The Indian peacock and the green peacock have sapphire-colored and emerald-colored body feathers, respectively. They are best known for their elongated tail coverts, however, which in both species are metallic green in color and feature multi-hued, circular formations called ocelli. Peacocks rely on their famous feathers to "seduce" females.
Here Comes the Peacock
A peacock's elaborate plumes are part of a train of feathers that he carries behind him in a fashion often likened to the way the train of a wedding dress drags behind the bride. With an average length of 3.9 feet, the train typically represents more than half of the body length of a peacock. Indian and green peacocks sport such trains during the breeding season, from June through December.
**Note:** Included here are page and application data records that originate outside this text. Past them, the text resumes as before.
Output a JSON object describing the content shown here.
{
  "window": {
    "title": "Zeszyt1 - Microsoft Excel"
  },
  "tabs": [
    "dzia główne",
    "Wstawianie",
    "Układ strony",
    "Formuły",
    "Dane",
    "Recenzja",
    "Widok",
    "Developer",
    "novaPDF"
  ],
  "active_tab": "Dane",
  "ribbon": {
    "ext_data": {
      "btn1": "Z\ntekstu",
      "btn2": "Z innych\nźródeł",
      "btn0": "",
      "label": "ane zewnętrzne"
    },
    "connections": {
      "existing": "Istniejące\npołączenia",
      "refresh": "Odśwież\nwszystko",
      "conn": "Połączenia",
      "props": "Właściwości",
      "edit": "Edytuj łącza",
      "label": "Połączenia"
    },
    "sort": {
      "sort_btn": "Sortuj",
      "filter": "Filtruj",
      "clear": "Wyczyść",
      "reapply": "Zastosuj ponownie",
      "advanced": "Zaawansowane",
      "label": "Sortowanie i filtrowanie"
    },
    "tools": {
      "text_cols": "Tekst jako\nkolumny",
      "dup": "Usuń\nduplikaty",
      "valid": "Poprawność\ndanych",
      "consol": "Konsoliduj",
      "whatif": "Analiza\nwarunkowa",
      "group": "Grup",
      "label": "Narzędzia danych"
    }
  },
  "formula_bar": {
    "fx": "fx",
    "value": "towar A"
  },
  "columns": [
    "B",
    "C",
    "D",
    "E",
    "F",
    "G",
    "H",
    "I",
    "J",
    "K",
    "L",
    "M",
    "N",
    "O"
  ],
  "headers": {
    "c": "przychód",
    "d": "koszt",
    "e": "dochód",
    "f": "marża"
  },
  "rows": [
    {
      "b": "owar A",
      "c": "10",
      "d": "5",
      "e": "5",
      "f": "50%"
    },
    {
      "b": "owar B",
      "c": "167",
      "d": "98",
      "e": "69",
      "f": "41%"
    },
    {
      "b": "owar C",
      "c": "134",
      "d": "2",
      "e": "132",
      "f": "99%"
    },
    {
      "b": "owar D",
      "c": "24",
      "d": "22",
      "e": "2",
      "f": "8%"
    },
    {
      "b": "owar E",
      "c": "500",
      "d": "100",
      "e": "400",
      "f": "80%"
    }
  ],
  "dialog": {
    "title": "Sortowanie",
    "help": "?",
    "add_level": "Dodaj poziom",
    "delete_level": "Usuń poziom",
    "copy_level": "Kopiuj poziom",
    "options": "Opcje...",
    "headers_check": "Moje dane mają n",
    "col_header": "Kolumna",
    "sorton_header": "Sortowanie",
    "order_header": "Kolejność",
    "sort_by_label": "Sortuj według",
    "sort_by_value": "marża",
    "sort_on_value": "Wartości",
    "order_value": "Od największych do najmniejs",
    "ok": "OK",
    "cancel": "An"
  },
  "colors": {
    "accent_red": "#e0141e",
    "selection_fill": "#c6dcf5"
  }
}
They shed their trains in January.
Displays of Affection
When courting peahens, Indian and green peacocks unfurl their trains into upright, semi-circular shapes that can be up to 7 feet wide and 3 feet tall. They are known to rattle their bodies so their iridescent feathers catch the sunlight and appear to shimmer. Peahens have several criteria for choosing which peacocks to mate with, including the vibrancy of the latter's colors, the length of their trains and the overall quality of their feathers. Successful peacocks may mate with up to six peahens during each breeding period.
Measure of Health
It's believed that the stronger the immune system of a peacock, the more ocelli he will have in his train of feathers. Healthy peacocks also spend more time showing off their trains to potential mates. Females are drawn to peacocks with more ocelli and who display for longer, presumably because their offspring stand to inherit the fathers' increased resistant to disease. Therefore, the greater the number of ocelli a peacock has, the better his chances of mating successfully.
Since beginning her career as a professional journalist in 2007, Nathalie Alonso has covered a myriad of topics, including arts, culture and travel, for newspapers and magazines in New York City. She holds a B.A. in American Studies from Columbia University and lives in Queens with her two cats.